== Task inputs

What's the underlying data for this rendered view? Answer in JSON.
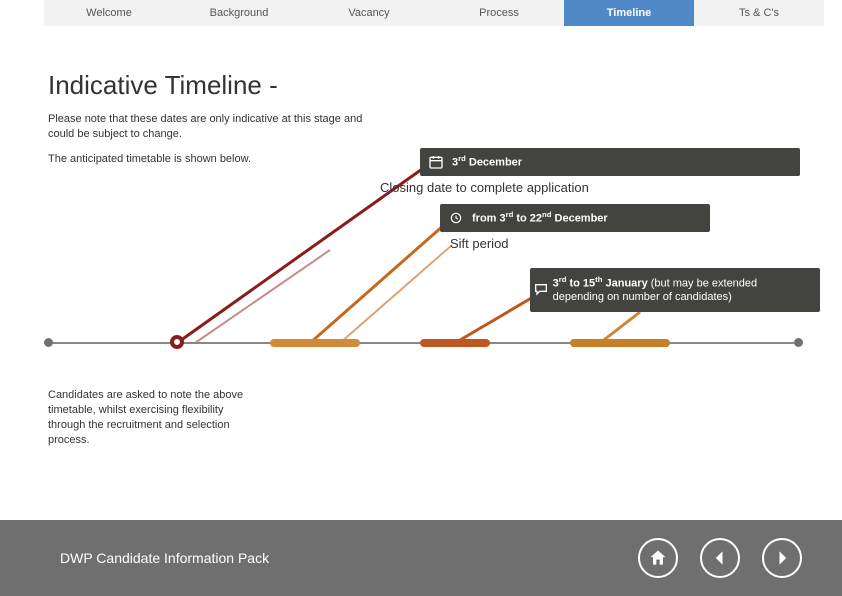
{
  "tabs": {
    "items": [
      {
        "label": "Welcome"
      },
      {
        "label": "Background"
      },
      {
        "label": "Vacancy"
      },
      {
        "label": "Process"
      },
      {
        "label": "Timeline"
      },
      {
        "label": "Ts & C's"
      }
    ],
    "active_index": 4
  },
  "heading": "Indicative Timeline -",
  "intro": {
    "p1": "Please note that these dates are only indicative at this stage and could be subject to change.",
    "p2": "The anticipated timetable is shown below."
  },
  "events": {
    "e1_date_html": "3<sup>rd</sup> December",
    "e1_label": "Closing date to complete application",
    "e2_date_html": "from 3<sup>rd</sup> to 22<sup>nd</sup> December",
    "e2_label": "Sift period",
    "e3_date_html": "3<sup>rd</sup> to 15<sup>th</sup> January <span style='font-weight:normal'>(but may be extended depending on number of candidates)</span>"
  },
  "note": "Candidates are asked to note the above timetable, whilst exercising flexibility through the recruitment and selection process.",
  "footer": {
    "title": "DWP Candidate Information Pack"
  },
  "colors": {
    "tab_active": "#4e88c7",
    "box_bg": "#43443f",
    "line_red": "#8a1c1c",
    "line_orange": "#c46a1f",
    "line_tan": "#c9873a"
  }
}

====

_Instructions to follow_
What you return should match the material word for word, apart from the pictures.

_Worked solution_
What's the underlying data for this rendered view? Answer in JSON.
{
  "tabs": {
    "items": [
      {
        "label": "Welcome"
      },
      {
        "label": "Background"
      },
      {
        "label": "Vacancy"
      },
      {
        "label": "Process"
      },
      {
        "label": "Timeline"
      },
      {
        "label": "Ts & C's"
      }
    ],
    "active_index": 4
  },
  "heading": "Indicative Timeline -",
  "intro": {
    "p1": "Please note that these dates are only indicative at this stage and could be subject to change.",
    "p2": "The anticipated timetable is shown below."
  },
  "events": {
    "e1_date_html": "3<sup>rd</sup> December",
    "e1_label": "Closing date to complete application",
    "e2_date_html": "from 3<sup>rd</sup> to 22<sup>nd</sup> December",
    "e2_label": "Sift period",
    "e3_date_html": "3<sup>rd</sup> to 15<sup>th</sup> January <span style='font-weight:normal'>(but may be extended depending on number of candidates)</span>"
  },
  "note": "Candidates are asked to note the above timetable, whilst exercising flexibility through the recruitment and selection process.",
  "footer": {
    "title": "DWP Candidate Information Pack"
  },
  "colors": {
    "tab_active": "#4e88c7",
    "box_bg": "#43443f",
    "line_red": "#8a1c1c",
    "line_orange": "#c46a1f",
    "line_tan": "#c9873a"
  }
}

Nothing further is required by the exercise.